When alumna Linda Cifani looked outside one day in early September, she could see a tar-black sky and threatening clouds moving toward her costal Florida city. She knew Hurricane Irma would hit soon.“I thought about evacuating, but partly because of my job, it is difficult,” Cifani says. “To bail on the staff and patients is really hard, so I stayed behind to pick up the pieces.”
Cifani, ’84, moved to Naples, Fla. soon after she graduated — a city she fell in love with after multiple family vacations. She works as an ARNP and Director of the Naples Heart Institute, part of NCH Healthcare Group.
Cifani’s house sits on a canal about a half-mile away from the Gulf of Mexico. Since her arrival in Naples, she has been through five significant hurricanes, but this one stands out in her mind.
“This was probably one of the worst hurricanes I have stayed through,” Cifani says.
Destruction in the wake of Hurricane Irma in the northern Caribbean islands and Florida’s Gulf Coast is estimated between $42.5 to $65 billion. Cifani says the city of Naples lost power for 11 days, and the debris and land destruction will take at least six months to clean up.
“The first couple days after the storm were really difficult,” Cifani says. “Just finding something to drink was a treat with the power being off and most of the restaurants closed for days after the storm.”
For nursing staff of NCH Healthcare Group, it was all hands on deck during the hurricane. According to Cifani, nurses worked 72- to 96-hour shifts to make up for the nurses who evacuated.
“A lot of people were traumatized by the hurricane and say they will never stay again because of how scary it was,” Cifani says. “They really do rely on the medical professionals to be calm and
prepared for these types of situations.”
Before the hurricane, some gas stations gave medical personnel priority access so they could fill up and get to work, says Cifani. After Irma, the hospital did not require nurses to wear uniform scrubs because of issues with the water and sewer systems that made it difficult to wash clothes.
Calling herself very fortunate, Cifani was grateful that nothing of hers was destroyed in the hurricane, but she and others rallied around those whose homes were damaged or who were injured in the storm.

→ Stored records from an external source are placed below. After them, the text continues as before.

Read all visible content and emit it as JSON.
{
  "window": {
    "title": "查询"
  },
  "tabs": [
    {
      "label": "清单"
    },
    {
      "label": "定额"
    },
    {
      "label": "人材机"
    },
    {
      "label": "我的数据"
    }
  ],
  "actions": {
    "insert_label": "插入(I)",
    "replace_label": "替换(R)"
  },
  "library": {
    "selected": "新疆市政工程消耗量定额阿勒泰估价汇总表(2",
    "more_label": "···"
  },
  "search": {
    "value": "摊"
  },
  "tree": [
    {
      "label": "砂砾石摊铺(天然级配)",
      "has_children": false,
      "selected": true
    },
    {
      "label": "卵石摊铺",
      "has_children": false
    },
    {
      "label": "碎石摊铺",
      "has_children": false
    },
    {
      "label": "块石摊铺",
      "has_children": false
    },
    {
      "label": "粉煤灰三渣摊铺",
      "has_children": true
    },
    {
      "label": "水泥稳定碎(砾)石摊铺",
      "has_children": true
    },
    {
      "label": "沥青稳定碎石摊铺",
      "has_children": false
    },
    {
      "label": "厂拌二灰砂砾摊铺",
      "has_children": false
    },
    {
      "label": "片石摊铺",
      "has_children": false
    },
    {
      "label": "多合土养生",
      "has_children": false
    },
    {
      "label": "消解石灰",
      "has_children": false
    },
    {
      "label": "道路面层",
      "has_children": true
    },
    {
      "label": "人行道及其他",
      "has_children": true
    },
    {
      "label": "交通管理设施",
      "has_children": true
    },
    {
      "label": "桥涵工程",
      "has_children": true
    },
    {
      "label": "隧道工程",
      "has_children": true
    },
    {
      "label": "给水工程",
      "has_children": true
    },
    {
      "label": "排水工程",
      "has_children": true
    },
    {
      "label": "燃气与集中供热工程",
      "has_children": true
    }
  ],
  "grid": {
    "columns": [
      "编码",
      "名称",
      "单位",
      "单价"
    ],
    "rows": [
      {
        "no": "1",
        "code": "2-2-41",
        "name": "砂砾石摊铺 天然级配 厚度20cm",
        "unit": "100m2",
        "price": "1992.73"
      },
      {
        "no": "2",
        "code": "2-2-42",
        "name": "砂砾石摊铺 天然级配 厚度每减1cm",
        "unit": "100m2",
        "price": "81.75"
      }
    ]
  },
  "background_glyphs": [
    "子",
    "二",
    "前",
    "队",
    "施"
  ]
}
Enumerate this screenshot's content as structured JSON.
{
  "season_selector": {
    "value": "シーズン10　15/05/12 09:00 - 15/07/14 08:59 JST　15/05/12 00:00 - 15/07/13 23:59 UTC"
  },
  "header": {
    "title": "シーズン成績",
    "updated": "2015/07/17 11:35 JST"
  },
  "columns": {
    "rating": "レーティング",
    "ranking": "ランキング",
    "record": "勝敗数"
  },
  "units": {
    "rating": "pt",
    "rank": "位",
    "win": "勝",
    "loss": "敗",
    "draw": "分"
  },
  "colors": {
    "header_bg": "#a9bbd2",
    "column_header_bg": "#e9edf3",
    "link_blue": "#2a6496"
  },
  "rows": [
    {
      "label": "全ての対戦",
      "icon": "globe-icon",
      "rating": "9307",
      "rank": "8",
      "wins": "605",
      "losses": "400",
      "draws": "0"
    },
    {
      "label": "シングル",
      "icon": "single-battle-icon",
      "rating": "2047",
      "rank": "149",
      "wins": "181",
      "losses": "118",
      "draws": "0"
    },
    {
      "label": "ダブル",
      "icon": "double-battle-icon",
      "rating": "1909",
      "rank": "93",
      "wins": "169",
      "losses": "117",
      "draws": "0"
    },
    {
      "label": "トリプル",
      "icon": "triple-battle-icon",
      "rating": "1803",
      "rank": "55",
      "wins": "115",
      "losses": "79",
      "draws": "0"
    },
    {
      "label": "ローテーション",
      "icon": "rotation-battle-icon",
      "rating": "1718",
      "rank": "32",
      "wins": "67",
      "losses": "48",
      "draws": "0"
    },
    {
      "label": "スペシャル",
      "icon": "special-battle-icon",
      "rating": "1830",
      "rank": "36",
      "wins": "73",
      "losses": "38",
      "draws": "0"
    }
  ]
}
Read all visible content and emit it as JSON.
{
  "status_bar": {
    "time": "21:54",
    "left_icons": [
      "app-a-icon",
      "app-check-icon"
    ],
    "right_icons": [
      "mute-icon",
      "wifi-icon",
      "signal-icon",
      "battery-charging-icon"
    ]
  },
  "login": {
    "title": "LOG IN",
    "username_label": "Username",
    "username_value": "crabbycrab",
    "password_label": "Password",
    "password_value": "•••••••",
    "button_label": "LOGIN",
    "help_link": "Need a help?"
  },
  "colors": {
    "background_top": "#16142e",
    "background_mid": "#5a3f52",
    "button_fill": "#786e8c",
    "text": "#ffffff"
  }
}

“After a tragedy like this happens, the community really comes together and strangers help each other, which is really nice to see,” Cifani says.

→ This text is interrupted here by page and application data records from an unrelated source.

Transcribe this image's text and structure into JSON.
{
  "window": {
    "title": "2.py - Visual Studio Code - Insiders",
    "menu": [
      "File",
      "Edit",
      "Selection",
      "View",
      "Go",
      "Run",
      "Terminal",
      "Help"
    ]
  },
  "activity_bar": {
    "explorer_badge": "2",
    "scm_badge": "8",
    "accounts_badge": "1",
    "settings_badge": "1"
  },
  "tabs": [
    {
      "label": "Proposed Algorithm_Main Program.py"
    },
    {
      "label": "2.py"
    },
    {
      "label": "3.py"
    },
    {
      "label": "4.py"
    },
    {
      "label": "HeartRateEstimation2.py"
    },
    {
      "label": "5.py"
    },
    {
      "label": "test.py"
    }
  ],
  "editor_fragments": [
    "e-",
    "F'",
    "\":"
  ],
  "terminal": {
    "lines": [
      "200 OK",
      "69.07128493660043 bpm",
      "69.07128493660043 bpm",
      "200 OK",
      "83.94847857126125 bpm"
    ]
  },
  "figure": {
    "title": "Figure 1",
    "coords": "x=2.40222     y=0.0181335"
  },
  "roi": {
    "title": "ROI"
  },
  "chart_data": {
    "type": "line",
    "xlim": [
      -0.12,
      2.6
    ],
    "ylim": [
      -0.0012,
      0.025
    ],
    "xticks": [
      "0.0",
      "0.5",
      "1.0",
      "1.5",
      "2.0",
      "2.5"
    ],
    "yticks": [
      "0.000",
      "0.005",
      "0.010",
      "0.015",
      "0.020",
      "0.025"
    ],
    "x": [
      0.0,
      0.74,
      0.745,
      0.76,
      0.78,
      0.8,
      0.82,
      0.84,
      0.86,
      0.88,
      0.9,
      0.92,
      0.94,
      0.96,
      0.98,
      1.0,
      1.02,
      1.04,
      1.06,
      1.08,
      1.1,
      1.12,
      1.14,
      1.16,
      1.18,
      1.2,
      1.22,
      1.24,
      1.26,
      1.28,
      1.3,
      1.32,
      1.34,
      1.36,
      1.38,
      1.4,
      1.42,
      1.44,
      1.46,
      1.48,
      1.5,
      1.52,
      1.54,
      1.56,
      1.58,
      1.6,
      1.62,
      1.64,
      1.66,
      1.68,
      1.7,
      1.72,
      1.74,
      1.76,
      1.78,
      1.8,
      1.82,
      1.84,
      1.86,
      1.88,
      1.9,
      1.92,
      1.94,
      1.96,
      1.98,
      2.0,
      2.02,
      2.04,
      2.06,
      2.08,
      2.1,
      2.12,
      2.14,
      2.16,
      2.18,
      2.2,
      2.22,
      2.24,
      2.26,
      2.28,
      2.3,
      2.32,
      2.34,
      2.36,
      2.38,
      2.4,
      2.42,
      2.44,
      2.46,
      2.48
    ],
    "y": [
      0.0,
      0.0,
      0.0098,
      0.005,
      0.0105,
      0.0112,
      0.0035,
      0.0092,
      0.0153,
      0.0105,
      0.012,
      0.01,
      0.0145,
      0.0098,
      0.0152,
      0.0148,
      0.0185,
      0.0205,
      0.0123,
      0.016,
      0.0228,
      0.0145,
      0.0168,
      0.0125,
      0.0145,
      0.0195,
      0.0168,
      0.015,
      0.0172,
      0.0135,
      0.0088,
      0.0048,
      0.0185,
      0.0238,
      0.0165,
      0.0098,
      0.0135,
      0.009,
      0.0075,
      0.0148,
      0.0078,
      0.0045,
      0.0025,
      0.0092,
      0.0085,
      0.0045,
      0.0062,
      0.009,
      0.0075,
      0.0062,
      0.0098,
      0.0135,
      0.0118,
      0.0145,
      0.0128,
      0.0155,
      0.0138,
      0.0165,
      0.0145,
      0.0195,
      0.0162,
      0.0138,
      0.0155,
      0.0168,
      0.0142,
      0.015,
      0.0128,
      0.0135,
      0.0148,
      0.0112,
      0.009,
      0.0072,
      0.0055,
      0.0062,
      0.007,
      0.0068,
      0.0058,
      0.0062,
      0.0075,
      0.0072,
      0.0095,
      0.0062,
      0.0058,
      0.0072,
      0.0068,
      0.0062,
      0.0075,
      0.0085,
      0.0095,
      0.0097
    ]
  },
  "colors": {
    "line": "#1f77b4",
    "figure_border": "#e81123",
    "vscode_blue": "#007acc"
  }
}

Despite relocating to Florida soon after graduation, Cianfi hasn’t forgotten her UC community and has supported the College of Nursing over the years.
By: Tiffany Walker